▸ **Data items**:
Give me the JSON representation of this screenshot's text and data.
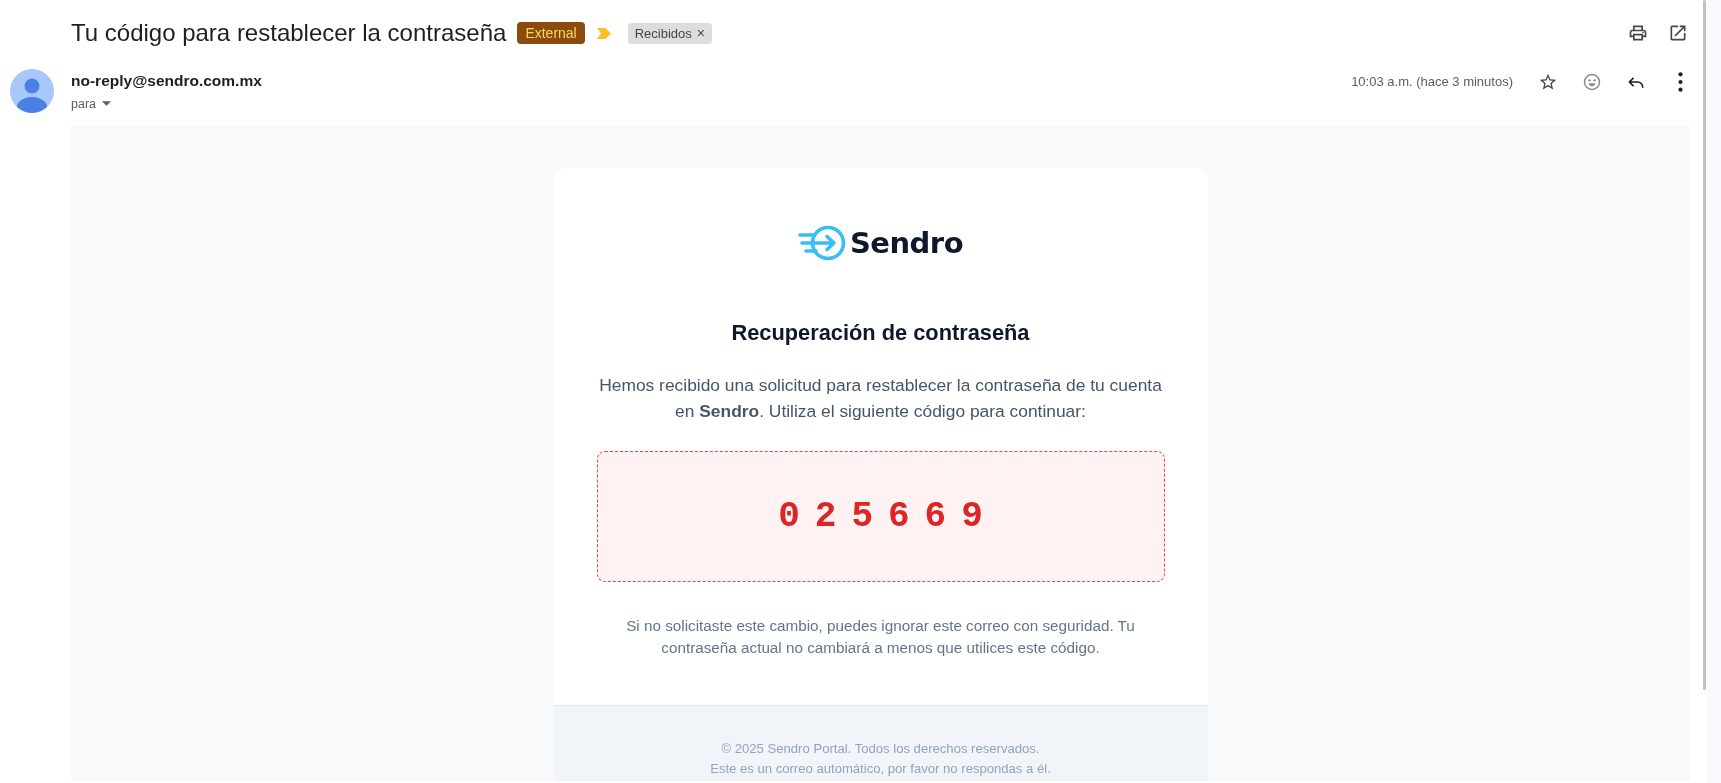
{
  "subject": {
    "title": "Tu código para restablecer la contraseña",
    "external_badge": "External",
    "important": true,
    "labels": [
      {
        "name": "Recibidos",
        "remove": "×"
      }
    ]
  },
  "message": {
    "sender": "no-reply@sendro.com.mx",
    "recipients_toggle": "para",
    "time": "10:03 a.m. (hace 3 minutos)",
    "starred": false
  },
  "email": {
    "brand": "Sendro",
    "heading": "Recuperación de contraseña",
    "intro": "Hemos recibido una solicitud para restablecer la contraseña de tu cuenta en **Sendro**. Utiliza el siguiente código para continuar:",
    "code": "025669",
    "notice": "Si no solicitaste este cambio, puedes ignorar este correo con seguridad. Tu contraseña actual no cambiará a menos que utilices este código.",
    "footer": [
      "© 2025 Sendro Portal. Todos los derechos reservados.",
      "Este es un correo automático, por favor no respondas a él."
    ]
  }
}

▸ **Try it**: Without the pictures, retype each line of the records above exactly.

▸ **Result**:
Give me the JSON representation of this screenshot's text and data.
{
  "subject": {
    "title": "Tu código para restablecer la contraseña",
    "external_badge": "External",
    "important": true,
    "labels": [
      {
        "name": "Recibidos",
        "remove": "×"
      }
    ]
  },
  "message": {
    "sender": "no-reply@sendro.com.mx",
    "recipients_toggle": "para",
    "time": "10:03 a.m. (hace 3 minutos)",
    "starred": false
  },
  "email": {
    "brand": "Sendro",
    "heading": "Recuperación de contraseña",
    "intro": "Hemos recibido una solicitud para restablecer la contraseña de tu cuenta en **Sendro**. Utiliza el siguiente código para continuar:",
    "code": "025669",
    "notice": "Si no solicitaste este cambio, puedes ignorar este correo con seguridad. Tu contraseña actual no cambiará a menos que utilices este código.",
    "footer": [
      "© 2025 Sendro Portal. Todos los derechos reservados.",
      "Este es un correo automático, por favor no respondas a él."
    ]
  }
}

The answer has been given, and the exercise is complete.